DATA TO EXAMINE Block Start
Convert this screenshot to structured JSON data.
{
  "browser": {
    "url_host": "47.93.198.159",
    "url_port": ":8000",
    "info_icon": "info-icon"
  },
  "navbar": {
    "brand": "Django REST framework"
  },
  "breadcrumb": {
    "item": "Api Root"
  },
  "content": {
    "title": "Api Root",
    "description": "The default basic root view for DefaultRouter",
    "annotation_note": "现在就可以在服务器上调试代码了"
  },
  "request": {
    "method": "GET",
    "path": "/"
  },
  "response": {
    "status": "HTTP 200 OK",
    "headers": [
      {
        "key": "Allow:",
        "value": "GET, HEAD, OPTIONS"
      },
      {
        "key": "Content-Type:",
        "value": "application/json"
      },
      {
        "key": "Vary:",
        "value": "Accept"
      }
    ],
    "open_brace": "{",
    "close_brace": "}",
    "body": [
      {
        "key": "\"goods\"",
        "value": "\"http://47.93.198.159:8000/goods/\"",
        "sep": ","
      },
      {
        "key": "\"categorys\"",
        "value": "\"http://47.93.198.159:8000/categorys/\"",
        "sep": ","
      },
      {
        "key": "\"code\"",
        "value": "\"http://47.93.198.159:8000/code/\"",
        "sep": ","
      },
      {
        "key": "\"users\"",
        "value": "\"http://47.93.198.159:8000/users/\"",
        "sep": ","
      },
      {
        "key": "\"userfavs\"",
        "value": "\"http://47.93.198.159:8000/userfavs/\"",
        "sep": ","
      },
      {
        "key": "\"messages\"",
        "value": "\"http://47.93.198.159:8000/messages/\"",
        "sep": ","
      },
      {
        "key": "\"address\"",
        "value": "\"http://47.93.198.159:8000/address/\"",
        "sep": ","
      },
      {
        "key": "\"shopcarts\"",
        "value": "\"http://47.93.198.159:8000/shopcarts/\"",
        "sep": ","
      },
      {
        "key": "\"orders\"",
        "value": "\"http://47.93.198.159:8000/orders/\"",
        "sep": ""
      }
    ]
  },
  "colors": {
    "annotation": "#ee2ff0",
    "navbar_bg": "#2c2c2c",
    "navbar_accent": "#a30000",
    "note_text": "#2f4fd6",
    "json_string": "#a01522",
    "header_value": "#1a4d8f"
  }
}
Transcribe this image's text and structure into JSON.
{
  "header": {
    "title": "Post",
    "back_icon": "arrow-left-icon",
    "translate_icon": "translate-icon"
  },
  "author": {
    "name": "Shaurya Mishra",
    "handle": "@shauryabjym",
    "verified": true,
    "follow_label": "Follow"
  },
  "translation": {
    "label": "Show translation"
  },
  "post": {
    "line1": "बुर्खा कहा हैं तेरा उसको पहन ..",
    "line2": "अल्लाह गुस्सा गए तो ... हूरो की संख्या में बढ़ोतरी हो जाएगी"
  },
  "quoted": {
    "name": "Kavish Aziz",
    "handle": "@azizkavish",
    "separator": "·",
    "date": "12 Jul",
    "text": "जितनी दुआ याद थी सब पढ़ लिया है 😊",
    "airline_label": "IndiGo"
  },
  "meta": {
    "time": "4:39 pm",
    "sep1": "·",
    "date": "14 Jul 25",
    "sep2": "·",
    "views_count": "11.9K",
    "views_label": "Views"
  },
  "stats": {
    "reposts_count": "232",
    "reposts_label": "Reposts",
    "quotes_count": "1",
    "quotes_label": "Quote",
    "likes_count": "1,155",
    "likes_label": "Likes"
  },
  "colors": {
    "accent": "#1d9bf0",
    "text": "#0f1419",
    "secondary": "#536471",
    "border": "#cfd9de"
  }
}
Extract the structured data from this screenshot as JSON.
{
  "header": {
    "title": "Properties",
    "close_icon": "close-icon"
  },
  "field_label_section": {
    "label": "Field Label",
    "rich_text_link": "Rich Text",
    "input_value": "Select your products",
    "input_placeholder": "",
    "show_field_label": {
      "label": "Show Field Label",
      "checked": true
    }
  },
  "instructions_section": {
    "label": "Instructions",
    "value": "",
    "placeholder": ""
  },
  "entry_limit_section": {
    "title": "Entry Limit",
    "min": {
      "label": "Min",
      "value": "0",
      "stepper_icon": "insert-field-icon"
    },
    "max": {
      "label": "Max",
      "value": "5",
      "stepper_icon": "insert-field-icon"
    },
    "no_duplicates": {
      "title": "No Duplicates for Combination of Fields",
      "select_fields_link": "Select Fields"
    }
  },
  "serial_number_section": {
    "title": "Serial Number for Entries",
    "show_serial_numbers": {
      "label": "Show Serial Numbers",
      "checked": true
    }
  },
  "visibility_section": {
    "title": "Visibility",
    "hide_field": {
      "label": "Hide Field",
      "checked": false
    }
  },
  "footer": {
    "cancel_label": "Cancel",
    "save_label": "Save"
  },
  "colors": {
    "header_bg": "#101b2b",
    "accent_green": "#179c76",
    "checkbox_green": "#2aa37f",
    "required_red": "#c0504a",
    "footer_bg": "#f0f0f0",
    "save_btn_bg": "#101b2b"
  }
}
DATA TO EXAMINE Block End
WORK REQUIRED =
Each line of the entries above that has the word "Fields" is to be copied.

YOUR RESPONSE =
      "title": "No Duplicates for Combination of Fields",
      "select_fields_link": "Select Fields"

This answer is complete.